WHAT IS REQUIRED
Copy out all lines from the material that contain the string "type".

SUPPLIED ENTRIES
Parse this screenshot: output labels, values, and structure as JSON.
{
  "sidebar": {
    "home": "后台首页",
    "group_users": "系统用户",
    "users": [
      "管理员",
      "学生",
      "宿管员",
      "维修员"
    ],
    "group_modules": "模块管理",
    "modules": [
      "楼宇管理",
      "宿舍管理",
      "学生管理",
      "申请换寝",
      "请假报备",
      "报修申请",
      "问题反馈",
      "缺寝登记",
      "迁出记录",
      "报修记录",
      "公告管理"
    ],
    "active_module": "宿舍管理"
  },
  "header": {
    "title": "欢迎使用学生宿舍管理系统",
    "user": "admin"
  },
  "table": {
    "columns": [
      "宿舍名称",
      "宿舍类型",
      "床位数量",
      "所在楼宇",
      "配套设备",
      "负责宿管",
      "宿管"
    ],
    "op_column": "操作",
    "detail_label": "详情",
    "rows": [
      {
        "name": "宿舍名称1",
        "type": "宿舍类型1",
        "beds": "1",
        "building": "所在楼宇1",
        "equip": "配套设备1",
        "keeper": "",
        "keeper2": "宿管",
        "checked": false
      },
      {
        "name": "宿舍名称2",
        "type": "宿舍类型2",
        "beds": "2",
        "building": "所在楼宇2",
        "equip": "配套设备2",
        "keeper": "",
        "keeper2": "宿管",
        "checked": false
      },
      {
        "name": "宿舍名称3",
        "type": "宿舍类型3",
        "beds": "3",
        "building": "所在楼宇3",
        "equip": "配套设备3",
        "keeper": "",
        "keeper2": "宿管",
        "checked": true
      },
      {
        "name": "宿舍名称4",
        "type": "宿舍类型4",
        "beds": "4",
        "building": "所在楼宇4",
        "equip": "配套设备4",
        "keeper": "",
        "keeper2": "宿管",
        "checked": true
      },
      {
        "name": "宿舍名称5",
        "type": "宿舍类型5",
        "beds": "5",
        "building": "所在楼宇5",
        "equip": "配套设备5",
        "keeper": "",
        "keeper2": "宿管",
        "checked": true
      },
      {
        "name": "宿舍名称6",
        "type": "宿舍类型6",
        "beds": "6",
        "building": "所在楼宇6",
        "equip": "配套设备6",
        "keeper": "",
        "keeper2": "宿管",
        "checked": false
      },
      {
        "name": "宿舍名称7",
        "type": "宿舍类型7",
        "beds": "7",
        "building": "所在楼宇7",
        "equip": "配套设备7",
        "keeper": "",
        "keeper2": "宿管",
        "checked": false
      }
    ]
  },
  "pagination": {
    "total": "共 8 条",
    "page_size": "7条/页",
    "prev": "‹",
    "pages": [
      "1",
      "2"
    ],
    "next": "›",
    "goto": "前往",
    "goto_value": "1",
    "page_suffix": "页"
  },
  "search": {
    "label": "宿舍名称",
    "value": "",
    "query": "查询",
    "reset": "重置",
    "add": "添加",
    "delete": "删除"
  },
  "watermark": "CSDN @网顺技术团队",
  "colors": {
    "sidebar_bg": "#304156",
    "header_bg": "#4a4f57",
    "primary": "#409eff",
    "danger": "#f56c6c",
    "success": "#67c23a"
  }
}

EXERCISE ANSWER
        "type": "宿舍类型1",
        "type": "宿舍类型2",
        "type": "宿舍类型3",
        "type": "宿舍类型4",
        "type": "宿舍类型5",
        "type": "宿舍类型6",
        "type": "宿舍类型7",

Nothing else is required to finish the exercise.